1774. Septr. 12. Monday.
Attended my Duty on the Committee, untill one O Clock, and then went with my Colleagues and Messrs. Thompson and Mifflin to the Falls of Schuylkill, and viewed the Museum at Fort St. Davids, a great Collection of Curiosities.1 Returned and dined with Mr. Dickinson at his Seat at Fair Hill, with his Lady, Mrs. Thompson, Miss Norris and Miss Harrison. Mr. Dickinson has a fine Seat, a beautyfull Prospect, of the City, the River and the Country—fine Gardens, and a very grand Library. The most of his Books, were collected by Mr. Norris, once Speaker of the House here, father of Mrs. Dickinson.2 Mr. Dickinson is a very modest Man, and very ingenious, as well as agreable. He has an excellent Heart, and the Cause of his Country lies near it. He is full and clear for allowing to Parliament, the Regulation of Trade, upon Principles of Necessity and the mutual Interest of both Countries.
1. The Society of Fort St. David was one of several early “fishing companies” or clubs, with a house near the Falls of Schuylkill. Its site and pre-Revolutionary “Museum,” which consisted principally of Indian antiquities, are described in a letter written in 1830 and printed in PMHB description begins Pennsylvania Magazine of History and Biography. description ends 21:417–418 (Oct. 1897).
2. There is an illustrated account of Fairhill, the Norris-Dickinson villa, in Thompson Westcott, The Historic Mansions and Buildings of Philadelphia, Phila., 1877, p. 481 ff. The estate lay between the Frankford and Germantown Roads, north of the city.
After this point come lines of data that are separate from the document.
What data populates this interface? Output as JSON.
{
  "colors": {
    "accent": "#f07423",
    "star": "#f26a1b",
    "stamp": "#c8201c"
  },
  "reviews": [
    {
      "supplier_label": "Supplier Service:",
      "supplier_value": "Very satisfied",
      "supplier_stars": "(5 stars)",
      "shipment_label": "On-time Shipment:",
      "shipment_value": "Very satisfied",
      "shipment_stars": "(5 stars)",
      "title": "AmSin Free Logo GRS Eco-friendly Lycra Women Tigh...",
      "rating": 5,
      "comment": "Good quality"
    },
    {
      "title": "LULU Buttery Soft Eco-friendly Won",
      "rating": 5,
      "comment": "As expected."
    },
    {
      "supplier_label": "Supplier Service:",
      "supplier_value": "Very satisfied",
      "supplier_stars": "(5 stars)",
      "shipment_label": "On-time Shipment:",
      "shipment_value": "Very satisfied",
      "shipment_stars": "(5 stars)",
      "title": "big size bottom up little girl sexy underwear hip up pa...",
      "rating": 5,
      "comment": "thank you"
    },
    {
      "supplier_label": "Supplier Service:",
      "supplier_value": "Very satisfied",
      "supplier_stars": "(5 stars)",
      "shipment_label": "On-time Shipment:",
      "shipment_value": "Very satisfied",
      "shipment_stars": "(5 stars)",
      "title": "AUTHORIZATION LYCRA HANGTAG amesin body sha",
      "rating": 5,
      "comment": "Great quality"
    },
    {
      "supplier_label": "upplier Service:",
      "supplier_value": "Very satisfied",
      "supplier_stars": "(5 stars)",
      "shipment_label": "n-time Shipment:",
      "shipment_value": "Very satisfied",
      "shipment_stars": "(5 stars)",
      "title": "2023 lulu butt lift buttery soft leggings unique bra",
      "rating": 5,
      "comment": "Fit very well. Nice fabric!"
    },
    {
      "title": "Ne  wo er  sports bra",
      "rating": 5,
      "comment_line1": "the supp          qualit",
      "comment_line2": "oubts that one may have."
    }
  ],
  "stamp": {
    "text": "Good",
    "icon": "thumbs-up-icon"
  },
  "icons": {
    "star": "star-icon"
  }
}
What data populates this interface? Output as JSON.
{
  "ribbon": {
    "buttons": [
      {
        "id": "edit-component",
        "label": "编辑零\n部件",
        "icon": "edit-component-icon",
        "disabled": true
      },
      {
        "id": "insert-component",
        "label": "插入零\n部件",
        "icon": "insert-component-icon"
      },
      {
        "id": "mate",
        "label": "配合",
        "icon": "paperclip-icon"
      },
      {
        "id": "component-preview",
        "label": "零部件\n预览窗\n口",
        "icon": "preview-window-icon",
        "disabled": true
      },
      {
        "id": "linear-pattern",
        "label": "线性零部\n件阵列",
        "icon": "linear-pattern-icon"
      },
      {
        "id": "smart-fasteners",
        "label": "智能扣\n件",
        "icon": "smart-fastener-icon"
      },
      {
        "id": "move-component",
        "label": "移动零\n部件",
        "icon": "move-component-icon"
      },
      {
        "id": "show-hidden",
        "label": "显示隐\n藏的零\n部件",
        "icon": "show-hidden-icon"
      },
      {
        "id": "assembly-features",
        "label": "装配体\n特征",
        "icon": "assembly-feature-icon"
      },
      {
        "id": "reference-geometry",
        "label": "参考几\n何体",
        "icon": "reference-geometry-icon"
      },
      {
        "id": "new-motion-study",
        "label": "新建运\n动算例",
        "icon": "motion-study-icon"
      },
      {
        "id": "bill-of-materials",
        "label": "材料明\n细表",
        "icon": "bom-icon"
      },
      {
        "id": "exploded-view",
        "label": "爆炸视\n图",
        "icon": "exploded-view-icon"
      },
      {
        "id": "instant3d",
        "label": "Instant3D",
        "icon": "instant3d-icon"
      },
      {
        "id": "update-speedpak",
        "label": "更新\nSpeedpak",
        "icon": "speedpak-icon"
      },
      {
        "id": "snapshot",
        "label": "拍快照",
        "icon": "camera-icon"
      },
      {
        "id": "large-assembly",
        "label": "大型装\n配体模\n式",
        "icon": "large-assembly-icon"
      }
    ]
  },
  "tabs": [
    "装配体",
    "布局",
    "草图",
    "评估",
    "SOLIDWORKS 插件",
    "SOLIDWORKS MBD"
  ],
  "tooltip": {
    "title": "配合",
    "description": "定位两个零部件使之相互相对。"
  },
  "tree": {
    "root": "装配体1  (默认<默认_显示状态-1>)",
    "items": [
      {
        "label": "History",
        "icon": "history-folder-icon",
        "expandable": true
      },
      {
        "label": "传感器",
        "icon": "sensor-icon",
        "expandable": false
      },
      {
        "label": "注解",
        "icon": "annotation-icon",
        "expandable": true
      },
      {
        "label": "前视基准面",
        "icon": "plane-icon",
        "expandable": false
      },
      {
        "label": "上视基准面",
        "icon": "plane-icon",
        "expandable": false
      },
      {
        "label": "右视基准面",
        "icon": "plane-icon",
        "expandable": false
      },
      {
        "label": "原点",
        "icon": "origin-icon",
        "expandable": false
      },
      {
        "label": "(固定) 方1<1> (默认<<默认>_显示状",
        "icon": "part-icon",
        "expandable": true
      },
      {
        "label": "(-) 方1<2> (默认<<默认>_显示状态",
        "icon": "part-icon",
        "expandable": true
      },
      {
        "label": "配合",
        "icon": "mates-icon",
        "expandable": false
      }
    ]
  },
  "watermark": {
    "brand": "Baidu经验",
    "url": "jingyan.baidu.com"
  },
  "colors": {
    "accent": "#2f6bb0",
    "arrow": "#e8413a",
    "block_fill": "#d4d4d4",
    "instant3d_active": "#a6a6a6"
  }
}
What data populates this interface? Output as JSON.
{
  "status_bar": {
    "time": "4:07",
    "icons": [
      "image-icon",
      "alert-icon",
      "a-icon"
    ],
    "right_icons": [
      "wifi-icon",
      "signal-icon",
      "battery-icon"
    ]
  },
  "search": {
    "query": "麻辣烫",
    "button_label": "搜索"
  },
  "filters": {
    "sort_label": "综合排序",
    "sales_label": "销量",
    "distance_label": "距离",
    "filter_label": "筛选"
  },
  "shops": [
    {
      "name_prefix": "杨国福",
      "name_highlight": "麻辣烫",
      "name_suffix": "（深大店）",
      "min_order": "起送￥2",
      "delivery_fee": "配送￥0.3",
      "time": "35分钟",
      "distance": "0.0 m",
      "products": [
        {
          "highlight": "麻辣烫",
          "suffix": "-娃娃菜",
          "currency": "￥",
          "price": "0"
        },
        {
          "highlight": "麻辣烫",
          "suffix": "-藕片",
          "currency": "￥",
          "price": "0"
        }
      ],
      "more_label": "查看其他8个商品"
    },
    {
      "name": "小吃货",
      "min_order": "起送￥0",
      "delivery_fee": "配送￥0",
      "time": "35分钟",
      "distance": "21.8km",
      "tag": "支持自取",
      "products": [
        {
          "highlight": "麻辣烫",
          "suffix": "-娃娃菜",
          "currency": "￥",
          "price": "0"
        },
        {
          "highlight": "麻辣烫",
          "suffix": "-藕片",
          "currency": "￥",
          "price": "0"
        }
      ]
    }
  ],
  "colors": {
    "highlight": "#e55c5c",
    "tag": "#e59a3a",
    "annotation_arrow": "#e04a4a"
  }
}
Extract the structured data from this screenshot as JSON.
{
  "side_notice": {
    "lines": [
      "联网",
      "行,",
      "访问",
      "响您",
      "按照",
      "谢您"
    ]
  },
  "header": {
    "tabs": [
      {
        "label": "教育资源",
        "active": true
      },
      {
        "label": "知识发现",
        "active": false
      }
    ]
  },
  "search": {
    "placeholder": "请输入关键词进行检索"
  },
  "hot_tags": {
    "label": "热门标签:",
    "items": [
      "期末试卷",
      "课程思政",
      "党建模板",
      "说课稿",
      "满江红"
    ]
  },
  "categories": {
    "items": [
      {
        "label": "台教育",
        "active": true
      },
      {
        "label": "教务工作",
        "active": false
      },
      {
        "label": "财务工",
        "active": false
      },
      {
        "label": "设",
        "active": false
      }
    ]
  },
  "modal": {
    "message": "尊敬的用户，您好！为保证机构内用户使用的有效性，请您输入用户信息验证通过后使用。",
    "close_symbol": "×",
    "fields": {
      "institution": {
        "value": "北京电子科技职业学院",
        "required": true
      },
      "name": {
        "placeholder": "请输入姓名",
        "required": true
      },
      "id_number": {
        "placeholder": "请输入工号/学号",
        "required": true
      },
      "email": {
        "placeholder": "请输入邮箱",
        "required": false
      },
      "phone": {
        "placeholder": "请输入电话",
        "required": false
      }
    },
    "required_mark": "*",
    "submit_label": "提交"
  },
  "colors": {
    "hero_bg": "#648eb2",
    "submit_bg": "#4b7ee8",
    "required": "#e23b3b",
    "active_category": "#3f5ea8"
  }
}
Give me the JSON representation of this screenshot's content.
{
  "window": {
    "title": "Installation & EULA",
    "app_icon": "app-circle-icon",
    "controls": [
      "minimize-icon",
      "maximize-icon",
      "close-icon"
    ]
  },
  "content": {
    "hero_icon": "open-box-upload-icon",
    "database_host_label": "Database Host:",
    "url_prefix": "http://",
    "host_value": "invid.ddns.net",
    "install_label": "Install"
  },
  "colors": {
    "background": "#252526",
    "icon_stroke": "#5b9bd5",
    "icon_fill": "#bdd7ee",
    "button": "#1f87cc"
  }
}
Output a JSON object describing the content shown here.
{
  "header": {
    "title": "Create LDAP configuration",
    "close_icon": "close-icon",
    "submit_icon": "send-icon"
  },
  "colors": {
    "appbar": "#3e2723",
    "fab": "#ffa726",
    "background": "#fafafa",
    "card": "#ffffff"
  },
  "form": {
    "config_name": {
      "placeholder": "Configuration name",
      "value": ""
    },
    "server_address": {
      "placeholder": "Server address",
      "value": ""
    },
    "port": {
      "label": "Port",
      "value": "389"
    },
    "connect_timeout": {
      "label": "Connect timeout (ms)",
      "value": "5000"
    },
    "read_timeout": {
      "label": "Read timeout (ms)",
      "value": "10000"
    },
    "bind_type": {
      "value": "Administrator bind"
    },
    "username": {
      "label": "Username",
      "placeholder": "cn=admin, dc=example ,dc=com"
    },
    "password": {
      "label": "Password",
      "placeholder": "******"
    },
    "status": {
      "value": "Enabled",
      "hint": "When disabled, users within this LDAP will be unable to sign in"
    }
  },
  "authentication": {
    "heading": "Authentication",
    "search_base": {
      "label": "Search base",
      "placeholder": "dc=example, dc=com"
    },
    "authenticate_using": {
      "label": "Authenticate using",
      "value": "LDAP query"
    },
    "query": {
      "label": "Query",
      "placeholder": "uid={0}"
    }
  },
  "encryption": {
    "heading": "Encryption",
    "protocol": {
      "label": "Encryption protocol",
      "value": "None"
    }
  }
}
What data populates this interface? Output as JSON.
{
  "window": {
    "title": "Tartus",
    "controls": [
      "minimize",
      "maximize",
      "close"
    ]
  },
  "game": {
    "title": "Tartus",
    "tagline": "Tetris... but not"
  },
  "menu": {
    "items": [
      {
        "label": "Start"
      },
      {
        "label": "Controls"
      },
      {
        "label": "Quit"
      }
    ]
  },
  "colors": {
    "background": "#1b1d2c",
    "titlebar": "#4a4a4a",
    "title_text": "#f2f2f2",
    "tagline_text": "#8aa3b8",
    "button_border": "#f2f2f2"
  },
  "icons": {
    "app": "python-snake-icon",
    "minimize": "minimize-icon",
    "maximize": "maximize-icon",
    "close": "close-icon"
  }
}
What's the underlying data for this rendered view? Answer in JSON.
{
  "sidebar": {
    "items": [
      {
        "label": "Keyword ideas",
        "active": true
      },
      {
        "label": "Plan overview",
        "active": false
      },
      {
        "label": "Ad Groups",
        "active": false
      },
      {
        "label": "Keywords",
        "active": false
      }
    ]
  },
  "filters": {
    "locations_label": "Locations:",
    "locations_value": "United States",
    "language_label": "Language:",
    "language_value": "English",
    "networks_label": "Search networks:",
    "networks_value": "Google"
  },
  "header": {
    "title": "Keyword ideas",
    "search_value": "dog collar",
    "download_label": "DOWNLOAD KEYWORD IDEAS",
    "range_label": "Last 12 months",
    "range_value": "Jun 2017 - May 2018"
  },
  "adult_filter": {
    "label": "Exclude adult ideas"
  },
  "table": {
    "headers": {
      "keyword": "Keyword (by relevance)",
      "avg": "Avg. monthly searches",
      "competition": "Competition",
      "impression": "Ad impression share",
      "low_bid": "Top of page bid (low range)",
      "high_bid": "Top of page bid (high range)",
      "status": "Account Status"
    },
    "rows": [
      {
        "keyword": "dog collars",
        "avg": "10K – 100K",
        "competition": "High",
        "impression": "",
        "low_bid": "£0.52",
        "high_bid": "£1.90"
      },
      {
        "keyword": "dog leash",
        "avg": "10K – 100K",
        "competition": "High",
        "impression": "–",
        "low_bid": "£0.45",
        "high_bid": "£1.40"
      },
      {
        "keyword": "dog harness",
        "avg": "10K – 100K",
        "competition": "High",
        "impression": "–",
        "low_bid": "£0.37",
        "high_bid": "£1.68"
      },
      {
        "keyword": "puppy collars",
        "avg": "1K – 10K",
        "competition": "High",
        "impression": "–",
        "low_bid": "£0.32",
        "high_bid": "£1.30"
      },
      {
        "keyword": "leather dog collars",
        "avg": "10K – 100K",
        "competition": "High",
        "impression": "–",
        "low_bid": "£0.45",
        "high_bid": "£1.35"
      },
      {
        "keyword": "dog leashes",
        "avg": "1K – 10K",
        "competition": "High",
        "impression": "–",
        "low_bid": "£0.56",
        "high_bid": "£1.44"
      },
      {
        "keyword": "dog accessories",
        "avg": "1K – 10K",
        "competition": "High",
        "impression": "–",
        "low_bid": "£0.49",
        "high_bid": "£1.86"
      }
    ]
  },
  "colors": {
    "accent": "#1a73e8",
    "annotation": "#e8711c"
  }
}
R. T. Paine, who was one of the party, described it as “a convenient, decent, elegant Philosophical Rural Retreat” (Diary, MHi, 12 Sept. 1774).